Keep the pictures out. Restate the entries below word for word.

Start of Extracted data

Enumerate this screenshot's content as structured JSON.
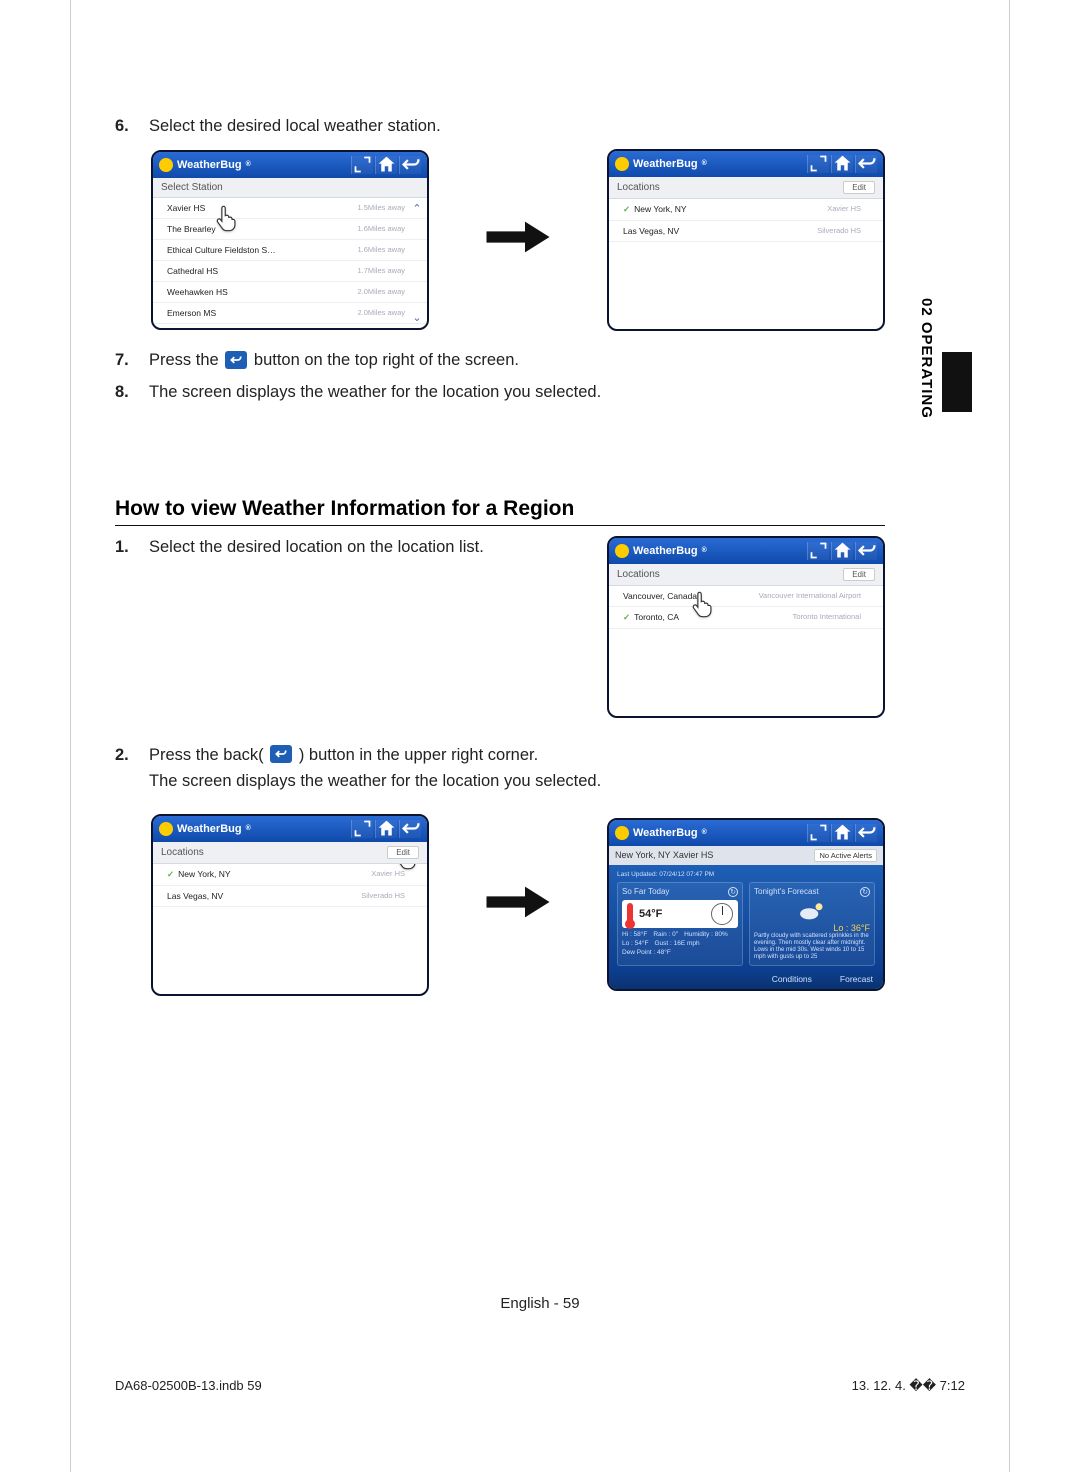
{
  "sideTab": "02  OPERATING",
  "steps6_8": {
    "s6": {
      "num": "6.",
      "text": "Select the desired local weather station."
    },
    "s7": {
      "num": "7.",
      "text_a": "Press the ",
      "text_b": " button on the top right of the screen."
    },
    "s8": {
      "num": "8.",
      "text": "The screen displays the weather for the location you selected."
    }
  },
  "screenA": {
    "brand": "WeatherBug",
    "sub": "Select Station",
    "rows": [
      {
        "loc": "Xavier HS",
        "meta": "1.5Miles away"
      },
      {
        "loc": "The Brearley",
        "meta": "1.6Miles away"
      },
      {
        "loc": "Ethical Culture Fieldston S…",
        "meta": "1.6Miles away"
      },
      {
        "loc": "Cathedral HS",
        "meta": "1.7Miles away"
      },
      {
        "loc": "Weehawken HS",
        "meta": "2.0Miles away"
      },
      {
        "loc": "Emerson MS",
        "meta": "2.0Miles away"
      }
    ]
  },
  "screenB": {
    "brand": "WeatherBug",
    "sub": "Locations",
    "edit": "Edit",
    "rows": [
      {
        "check": true,
        "loc": "New York, NY",
        "meta": "Xavier HS"
      },
      {
        "check": false,
        "loc": "Las Vegas, NV",
        "meta": "Silverado HS"
      }
    ]
  },
  "sectionTitle": "How to view Weather Information for a Region",
  "region": {
    "s1": {
      "num": "1.",
      "text": "Select the desired location on the location list."
    },
    "s2": {
      "num": "2.",
      "text_a": "Press the back( ",
      "text_b": " ) button in the upper right corner.",
      "text_c": "The screen displays the weather for the location you selected."
    }
  },
  "screenC": {
    "brand": "WeatherBug",
    "sub": "Locations",
    "edit": "Edit",
    "rows": [
      {
        "check": false,
        "loc": "Vancouver, Canada",
        "meta": "Vancouver International Airport"
      },
      {
        "check": true,
        "loc": "Toronto, CA",
        "meta": "Toronto International"
      }
    ]
  },
  "screenD": {
    "brand": "WeatherBug",
    "sub": "Locations",
    "edit": "Edit",
    "rows": [
      {
        "check": true,
        "loc": "New York, NY",
        "meta": "Xavier HS"
      },
      {
        "check": false,
        "loc": "Las Vegas, NV",
        "meta": "Silverado HS"
      }
    ]
  },
  "screenE": {
    "brand": "WeatherBug",
    "locbar": "New York, NY Xavier HS",
    "alerts": "No Active Alerts",
    "updated": "Last Updated: 07/24/12 07:47 PM",
    "panel1": {
      "title": "So Far Today",
      "temp": "54°F",
      "stats": [
        "Hi : 58°F",
        "Rain : 0\"",
        "Humidity : 80%",
        "Lo : 54°F",
        "Gust : 16E mph",
        "Dew Point : 48°F"
      ]
    },
    "panel2": {
      "title": "Tonight's Forecast",
      "lo": "Lo : 36°F",
      "text": "Partly cloudy with scattered sprinkles in the evening. Then mostly clear after midnight. Lows in the mid 30s. West winds 10 to 15 mph with gusts up to 25"
    },
    "tabs": [
      "Conditions",
      "Forecast"
    ]
  },
  "footerCenter": "English - 59",
  "footerLeft": "DA68-02500B-13.indb   59",
  "footerRight": "13. 12. 4.   �� 7:12"
}
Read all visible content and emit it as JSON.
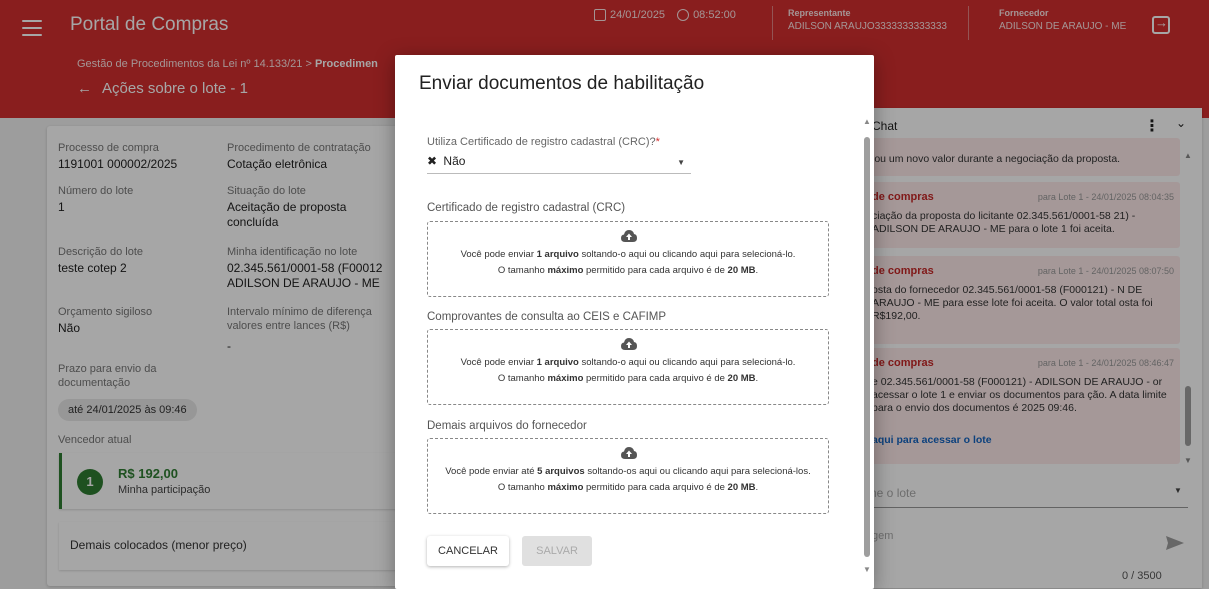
{
  "header": {
    "app_title": "Portal de Compras",
    "date": "24/01/2025",
    "time": "08:52:00",
    "representative_label": "Representante",
    "representative_name": "ADILSON ARAUJO3333333333333",
    "supplier_label": "Fornecedor",
    "supplier_name": "ADILSON DE ARAUJO - ME",
    "breadcrumb_prefix": "Gestão de Procedimentos da Lei nº 14.133/21 > ",
    "breadcrumb_current": "Procedimen",
    "page_title": "Ações sobre o lote - 1"
  },
  "lot": {
    "process_label": "Processo de compra",
    "process_value": "1191001 000002/2025",
    "procedure_label": "Procedimento de contratação",
    "procedure_value": "Cotação eletrônica",
    "lot_number_label": "Número do lote",
    "lot_number_value": "1",
    "status_label": "Situação do lote",
    "status_value": "Aceitação de proposta concluída",
    "description_label": "Descrição do lote",
    "description_value": "teste cotep 2",
    "my_id_label": "Minha identificação no lote",
    "my_id_value": "02.345.561/0001-58 (F00012 ADILSON DE ARAUJO - ME",
    "budget_label": "Orçamento sigiloso",
    "budget_value": "Não",
    "interval_label": "Intervalo mínimo de diferença valores entre lances (R$)",
    "interval_value": "-",
    "deadline_label": "Prazo para envio da documentação",
    "deadline_value": "até 24/01/2025 às 09:46",
    "winner_label": "Vencedor atual",
    "winner_position": "1",
    "winner_price": "R$ 192,00",
    "winner_sub": "Minha participação",
    "others_label": "Demais colocados (menor preço)"
  },
  "chat": {
    "title": "Chat",
    "messages": [
      {
        "sender": "",
        "meta": "",
        "body": "iou um novo valor durante a negociação da proposta.",
        "link": ""
      },
      {
        "sender": "de compras",
        "meta": "para Lote 1 - 24/01/2025 08:04:35",
        "body": "ciação da proposta do licitante 02.345.561/0001-58 21) - ADILSON DE ARAUJO - ME para o lote 1 foi aceita.",
        "link": ""
      },
      {
        "sender": "de compras",
        "meta": "para Lote 1 - 24/01/2025 08:07:50",
        "body": "osta do fornecedor 02.345.561/0001-58 (F000121) - N DE ARAUJO - ME para esse lote foi aceita. O valor total osta foi R$192,00.",
        "link": ""
      },
      {
        "sender": "de compras",
        "meta": "para Lote 1 - 24/01/2025 08:46:47",
        "body": "e 02.345.561/0001-58 (F000121) - ADILSON DE ARAUJO - or acessar o lote 1 e enviar os documentos para ção. A data limite para o envio dos documentos é 2025 09:46.",
        "link": "aqui para acessar o lote"
      }
    ],
    "select_placeholder": "ne o lote",
    "message_placeholder": "gem",
    "counter": "0 / 3500"
  },
  "modal": {
    "title": "Enviar documentos de habilitação",
    "crc_question": "Utiliza Certificado de registro cadastral (CRC)?",
    "crc_required_mark": "*",
    "crc_value": "Não",
    "sections": [
      {
        "title": "Certificado de registro cadastral (CRC)",
        "line1_a": "Você pode enviar ",
        "line1_b": "1 arquivo",
        "line1_c": " soltando-o aqui ou clicando aqui para selecioná-lo.",
        "line2_a": "O tamanho ",
        "line2_b": "máximo",
        "line2_c": " permitido para cada arquivo é de ",
        "line2_d": "20 MB",
        "line2_e": "."
      },
      {
        "title": "Comprovantes de consulta ao CEIS e CAFIMP",
        "line1_a": "Você pode enviar ",
        "line1_b": "1 arquivo",
        "line1_c": " soltando-o aqui ou clicando aqui para selecioná-lo.",
        "line2_a": "O tamanho ",
        "line2_b": "máximo",
        "line2_c": " permitido para cada arquivo é de ",
        "line2_d": "20 MB",
        "line2_e": "."
      },
      {
        "title": "Demais arquivos do fornecedor",
        "line1_a": "Você pode enviar até ",
        "line1_b": "5 arquivos",
        "line1_c": " soltando-os aqui ou clicando aqui para selecioná-los.",
        "line2_a": "O tamanho ",
        "line2_b": "máximo",
        "line2_c": " permitido para cada arquivo é de ",
        "line2_d": "20 MB",
        "line2_e": "."
      }
    ],
    "cancel_label": "CANCELAR",
    "save_label": "SALVAR"
  },
  "colors": {
    "brand_red": "#d32f2f",
    "winner_green": "#2e7d32",
    "chat_bg": "#fdeaea",
    "link_blue": "#1565c0"
  },
  "icons": [
    "menu-icon",
    "calendar-icon",
    "clock-icon",
    "logout-icon",
    "arrow-back-icon",
    "more-vert-icon",
    "chevron-down-icon",
    "cloud-upload-icon",
    "close-x-icon",
    "send-icon"
  ]
}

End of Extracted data

* _Task output_:
Enumerate this screenshot's content as structured JSON.
{
  "sideTab": "02  OPERATING",
  "steps6_8": {
    "s6": {
      "num": "6.",
      "text": "Select the desired local weather station."
    },
    "s7": {
      "num": "7.",
      "text_a": "Press the ",
      "text_b": " button on the top right of the screen."
    },
    "s8": {
      "num": "8.",
      "text": "The screen displays the weather for the location you selected."
    }
  },
  "screenA": {
    "brand": "WeatherBug",
    "sub": "Select Station",
    "rows": [
      {
        "loc": "Xavier HS",
        "meta": "1.5Miles away"
      },
      {
        "loc": "The Brearley",
        "meta": "1.6Miles away"
      },
      {
        "loc": "Ethical Culture Fieldston S…",
        "meta": "1.6Miles away"
      },
      {
        "loc": "Cathedral HS",
        "meta": "1.7Miles away"
      },
      {
        "loc": "Weehawken HS",
        "meta": "2.0Miles away"
      },
      {
        "loc": "Emerson MS",
        "meta": "2.0Miles away"
      }
    ]
  },
  "screenB": {
    "brand": "WeatherBug",
    "sub": "Locations",
    "edit": "Edit",
    "rows": [
      {
        "check": true,
        "loc": "New York, NY",
        "meta": "Xavier HS"
      },
      {
        "check": false,
        "loc": "Las Vegas, NV",
        "meta": "Silverado HS"
      }
    ]
  },
  "sectionTitle": "How to view Weather Information for a Region",
  "region": {
    "s1": {
      "num": "1.",
      "text": "Select the desired location on the location list."
    },
    "s2": {
      "num": "2.",
      "text_a": "Press the back( ",
      "text_b": " ) button in the upper right corner.",
      "text_c": "The screen displays the weather for the location you selected."
    }
  },
  "screenC": {
    "brand": "WeatherBug",
    "sub": "Locations",
    "edit": "Edit",
    "rows": [
      {
        "check": false,
        "loc": "Vancouver, Canada",
        "meta": "Vancouver International Airport"
      },
      {
        "check": true,
        "loc": "Toronto, CA",
        "meta": "Toronto International"
      }
    ]
  },
  "screenD": {
    "brand": "WeatherBug",
    "sub": "Locations",
    "edit": "Edit",
    "rows": [
      {
        "check": true,
        "loc": "New York, NY",
        "meta": "Xavier HS"
      },
      {
        "check": false,
        "loc": "Las Vegas, NV",
        "meta": "Silverado HS"
      }
    ]
  },
  "screenE": {
    "brand": "WeatherBug",
    "locbar": "New York, NY Xavier HS",
    "alerts": "No Active Alerts",
    "updated": "Last Updated: 07/24/12 07:47 PM",
    "panel1": {
      "title": "So Far Today",
      "temp": "54°F",
      "stats": [
        "Hi : 58°F",
        "Rain : 0\"",
        "Humidity : 80%",
        "Lo : 54°F",
        "Gust : 16E mph",
        "Dew Point : 48°F"
      ]
    },
    "panel2": {
      "title": "Tonight's Forecast",
      "lo": "Lo : 36°F",
      "text": "Partly cloudy with scattered sprinkles in the evening. Then mostly clear after midnight. Lows in the mid 30s. West winds 10 to 15 mph with gusts up to 25"
    },
    "tabs": [
      "Conditions",
      "Forecast"
    ]
  },
  "footerCenter": "English - 59",
  "footerLeft": "DA68-02500B-13.indb   59",
  "footerRight": "13. 12. 4.   �� 7:12"
}
Read all visible content and emit it as JSON.
{
  "header": {
    "app_title": "Portal de Compras",
    "date": "24/01/2025",
    "time": "08:52:00",
    "representative_label": "Representante",
    "representative_name": "ADILSON ARAUJO3333333333333",
    "supplier_label": "Fornecedor",
    "supplier_name": "ADILSON DE ARAUJO - ME",
    "breadcrumb_prefix": "Gestão de Procedimentos da Lei nº 14.133/21 > ",
    "breadcrumb_current": "Procedimen",
    "page_title": "Ações sobre o lote - 1"
  },
  "lot": {
    "process_label": "Processo de compra",
    "process_value": "1191001 000002/2025",
    "procedure_label": "Procedimento de contratação",
    "procedure_value": "Cotação eletrônica",
    "lot_number_label": "Número do lote",
    "lot_number_value": "1",
    "status_label": "Situação do lote",
    "status_value": "Aceitação de proposta concluída",
    "description_label": "Descrição do lote",
    "description_value": "teste cotep 2",
    "my_id_label": "Minha identificação no lote",
    "my_id_value": "02.345.561/0001-58 (F00012 ADILSON DE ARAUJO - ME",
    "budget_label": "Orçamento sigiloso",
    "budget_value": "Não",
    "interval_label": "Intervalo mínimo de diferença valores entre lances (R$)",
    "interval_value": "-",
    "deadline_label": "Prazo para envio da documentação",
    "deadline_value": "até 24/01/2025 às 09:46",
    "winner_label": "Vencedor atual",
    "winner_position": "1",
    "winner_price": "R$ 192,00",
    "winner_sub": "Minha participação",
    "others_label": "Demais colocados (menor preço)"
  },
  "chat": {
    "title": "Chat",
    "messages": [
      {
        "sender": "",
        "meta": "",
        "body": "iou um novo valor durante a negociação da proposta.",
        "link": ""
      },
      {
        "sender": "de compras",
        "meta": "para Lote 1 - 24/01/2025 08:04:35",
        "body": "ciação da proposta do licitante 02.345.561/0001-58 21) - ADILSON DE ARAUJO - ME para o lote 1 foi aceita.",
        "link": ""
      },
      {
        "sender": "de compras",
        "meta": "para Lote 1 - 24/01/2025 08:07:50",
        "body": "osta do fornecedor 02.345.561/0001-58 (F000121) - N DE ARAUJO - ME para esse lote foi aceita. O valor total osta foi R$192,00.",
        "link": ""
      },
      {
        "sender": "de compras",
        "meta": "para Lote 1 - 24/01/2025 08:46:47",
        "body": "e 02.345.561/0001-58 (F000121) - ADILSON DE ARAUJO - or acessar o lote 1 e enviar os documentos para ção. A data limite para o envio dos documentos é 2025 09:46.",
        "link": "aqui para acessar o lote"
      }
    ],
    "select_placeholder": "ne o lote",
    "message_placeholder": "gem",
    "counter": "0 / 3500"
  },
  "modal": {
    "title": "Enviar documentos de habilitação",
    "crc_question": "Utiliza Certificado de registro cadastral (CRC)?",
    "crc_required_mark": "*",
    "crc_value": "Não",
    "sections": [
      {
        "title": "Certificado de registro cadastral (CRC)",
        "line1_a": "Você pode enviar ",
        "line1_b": "1 arquivo",
        "line1_c": " soltando-o aqui ou clicando aqui para selecioná-lo.",
        "line2_a": "O tamanho ",
        "line2_b": "máximo",
        "line2_c": " permitido para cada arquivo é de ",
        "line2_d": "20 MB",
        "line2_e": "."
      },
      {
        "title": "Comprovantes de consulta ao CEIS e CAFIMP",
        "line1_a": "Você pode enviar ",
        "line1_b": "1 arquivo",
        "line1_c": " soltando-o aqui ou clicando aqui para selecioná-lo.",
        "line2_a": "O tamanho ",
        "line2_b": "máximo",
        "line2_c": " permitido para cada arquivo é de ",
        "line2_d": "20 MB",
        "line2_e": "."
      },
      {
        "title": "Demais arquivos do fornecedor",
        "line1_a": "Você pode enviar até ",
        "line1_b": "5 arquivos",
        "line1_c": " soltando-os aqui ou clicando aqui para selecioná-los.",
        "line2_a": "O tamanho ",
        "line2_b": "máximo",
        "line2_c": " permitido para cada arquivo é de ",
        "line2_d": "20 MB",
        "line2_e": "."
      }
    ],
    "cancel_label": "CANCELAR",
    "save_label": "SALVAR"
  },
  "colors": {
    "brand_red": "#d32f2f",
    "winner_green": "#2e7d32",
    "chat_bg": "#fdeaea",
    "link_blue": "#1565c0"
  },
  "icons": [
    "menu-icon",
    "calendar-icon",
    "clock-icon",
    "logout-icon",
    "arrow-back-icon",
    "more-vert-icon",
    "chevron-down-icon",
    "cloud-upload-icon",
    "close-x-icon",
    "send-icon"
  ]
}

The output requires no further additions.